---------- PROVIDED RECORDS
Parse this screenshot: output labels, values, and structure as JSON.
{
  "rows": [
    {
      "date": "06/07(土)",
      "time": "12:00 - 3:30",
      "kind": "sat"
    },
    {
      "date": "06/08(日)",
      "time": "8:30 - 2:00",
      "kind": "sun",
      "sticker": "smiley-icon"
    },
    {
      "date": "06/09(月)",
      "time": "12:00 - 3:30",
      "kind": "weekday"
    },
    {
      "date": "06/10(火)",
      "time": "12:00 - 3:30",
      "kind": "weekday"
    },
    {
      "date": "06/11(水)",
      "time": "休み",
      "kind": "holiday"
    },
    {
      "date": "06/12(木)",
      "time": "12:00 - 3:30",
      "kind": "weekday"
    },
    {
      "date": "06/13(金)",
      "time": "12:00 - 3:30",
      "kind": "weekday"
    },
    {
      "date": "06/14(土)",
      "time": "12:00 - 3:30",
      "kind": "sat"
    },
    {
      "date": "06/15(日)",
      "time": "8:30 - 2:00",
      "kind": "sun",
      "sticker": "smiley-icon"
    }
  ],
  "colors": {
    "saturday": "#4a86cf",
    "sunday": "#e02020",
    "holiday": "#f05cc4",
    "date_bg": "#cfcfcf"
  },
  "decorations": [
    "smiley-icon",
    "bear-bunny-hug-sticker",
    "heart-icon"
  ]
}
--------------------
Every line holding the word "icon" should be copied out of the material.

      "sticker": "smiley-icon"
      "sticker": "smiley-icon"
    "smiley-icon",
    "heart-icon"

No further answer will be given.